|Governor Joe Piscopo? Comedian eyes run in New Jersey|
|What the 114th Congress did and didn't do|
WASHINGTON (AP) — Congress wrapped up the 114th session early Saturday, a tumultuous two years marked by the resignation of a House speaker, a fight over a Supreme Court vacancy, bipartisan bills on health care and education and inaction on immigration and criminal justice. The new Congress will be sworn-in Jan. 3.
|U.S. boosts Syria anti-IS forces, urges Gulf military self-reliance|

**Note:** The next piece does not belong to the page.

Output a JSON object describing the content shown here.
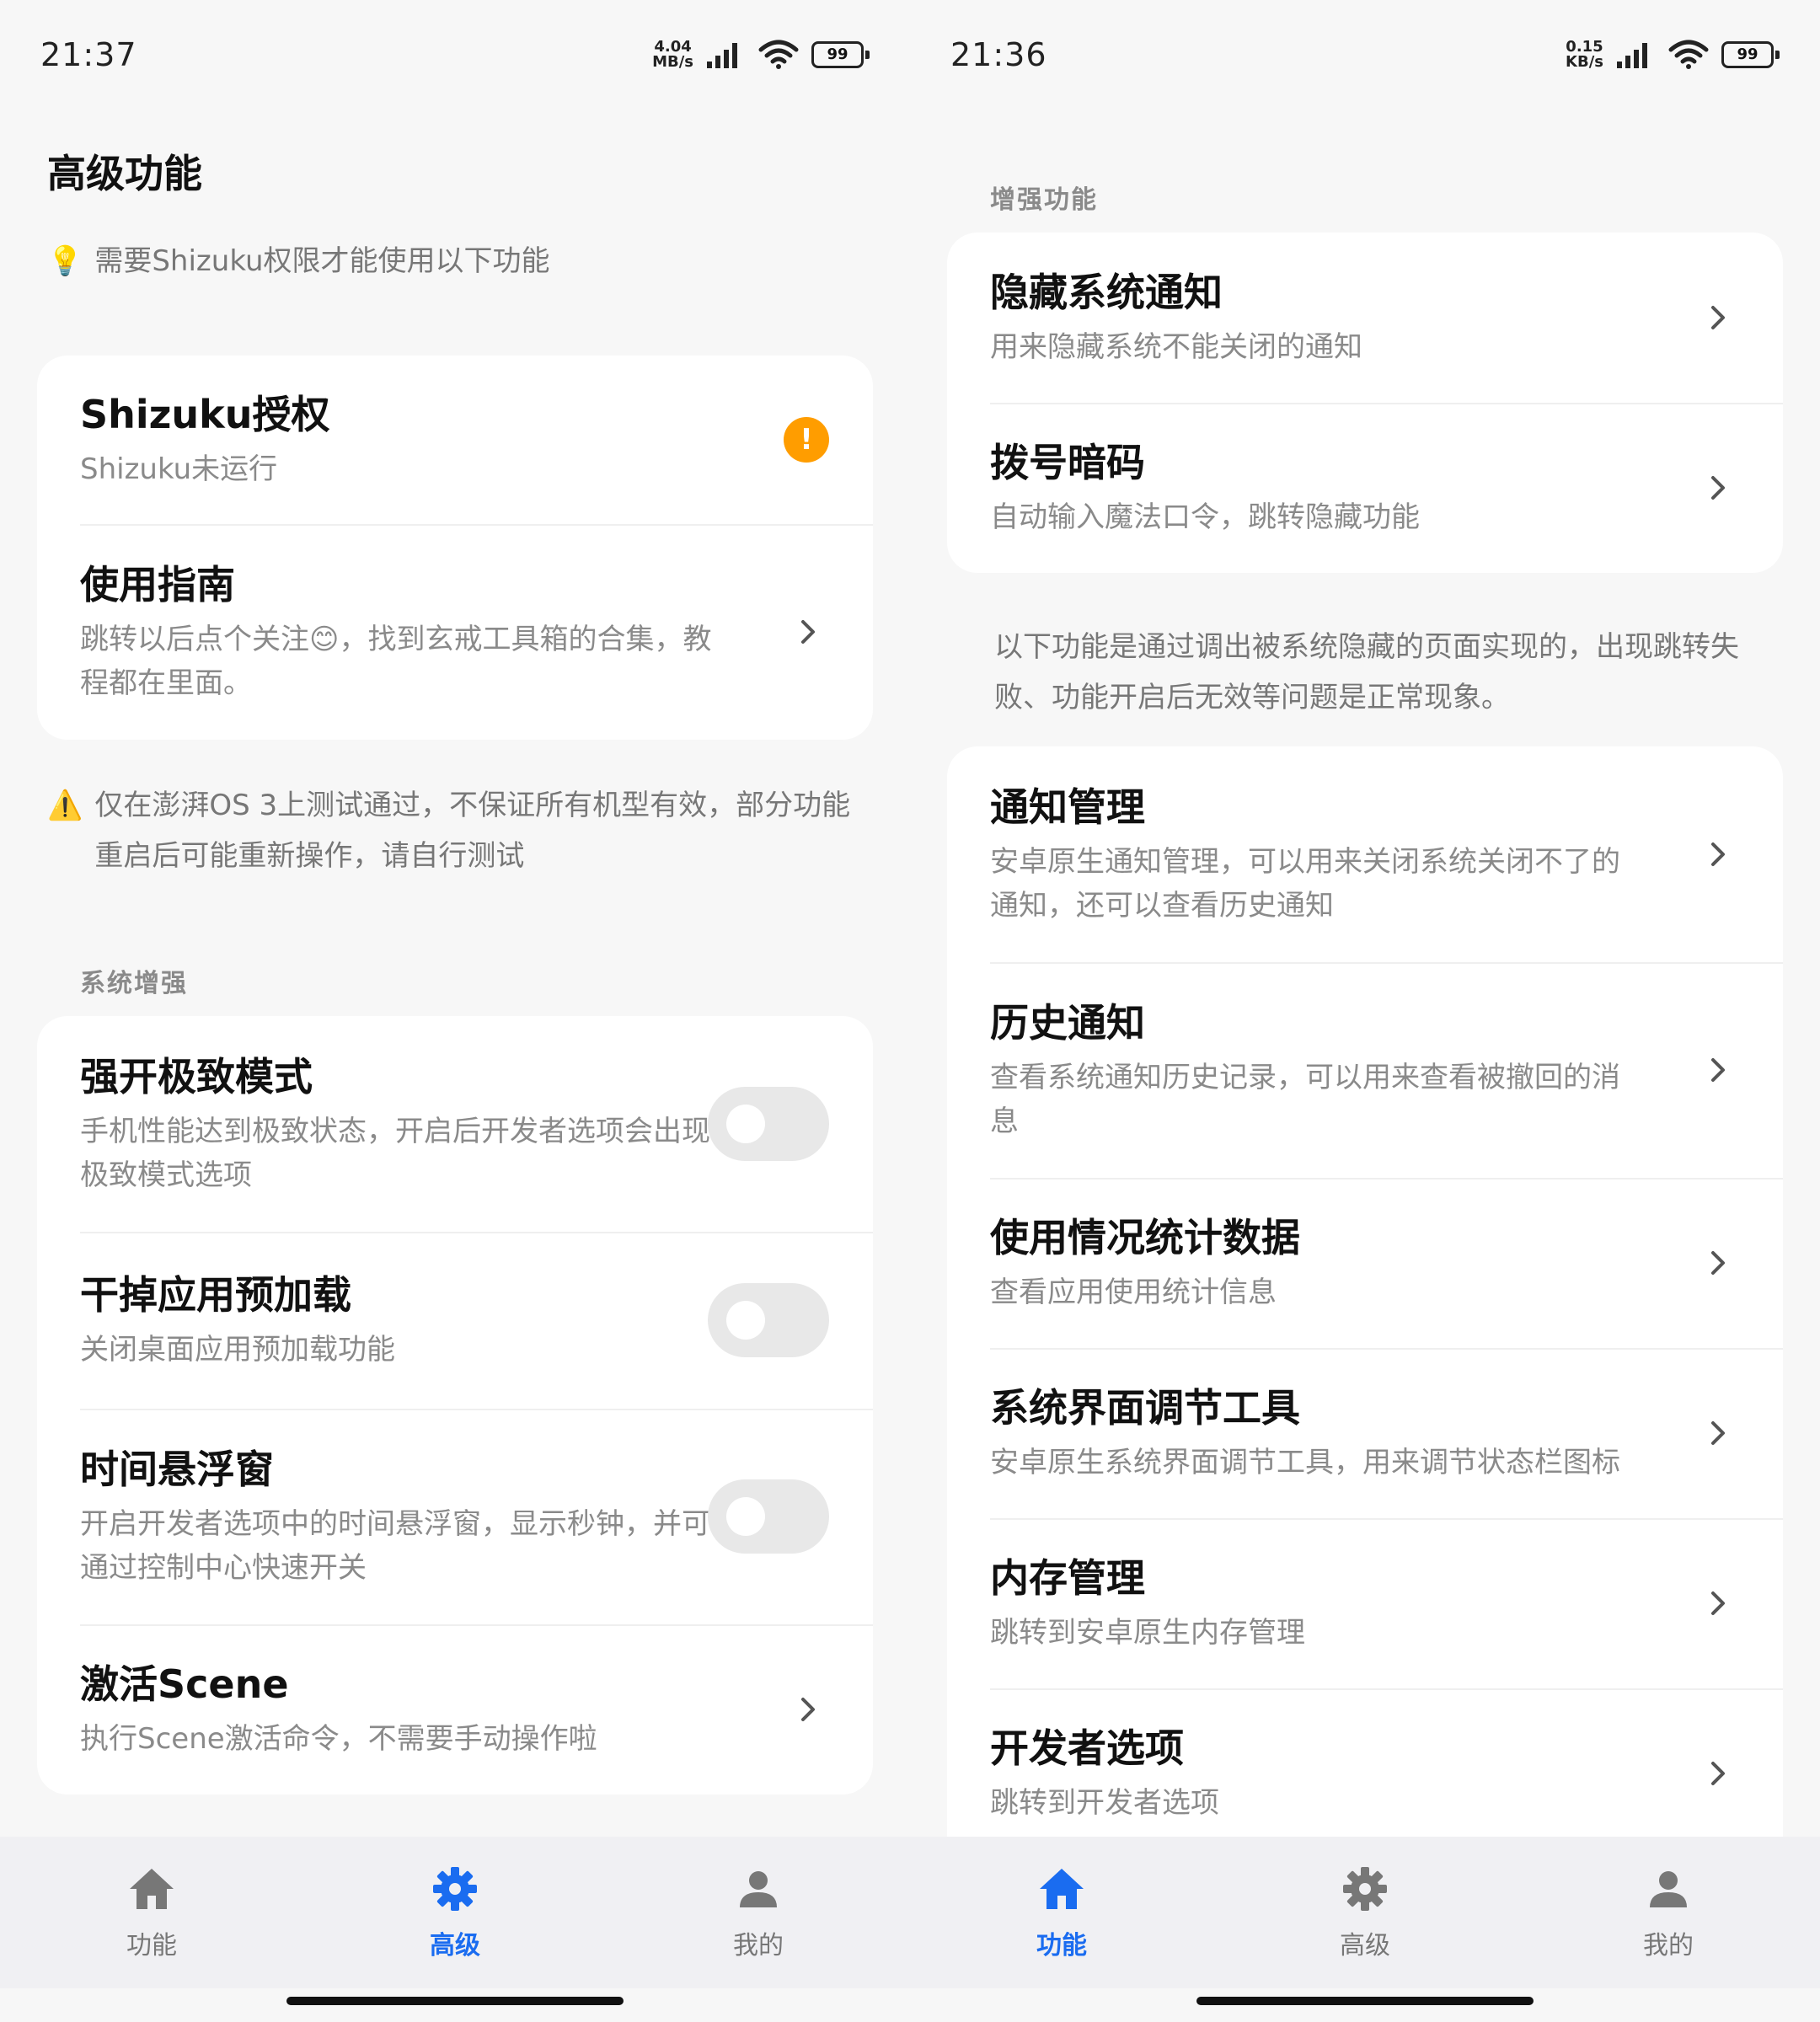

By William Maclean MANAMA (Reuters) - The United States will send 200 additional military personnel including special forces to the campaign against Islamic State in Syria to create a "tornado" of pressure against the group's Raqqa hub, U.S. Defense Secretary Ash Carter said on Saturday, Carter, speaking in Bahrain to regional security chiefs, twinned the announcement with a call on Middle East allies to do more for their own defense, a sore topic with some Gulf states who resent being seen by Washington as military "free riders". The arrival of the 200 additional forces in Syria, joining 300 special forces already there backing local allies, would bring to bear the "full weight of U.S. forces around the theater of operations like the funnel of a giant tornado", Carter said.
|Shutdown averted, Senate backs stop-gap spending bill|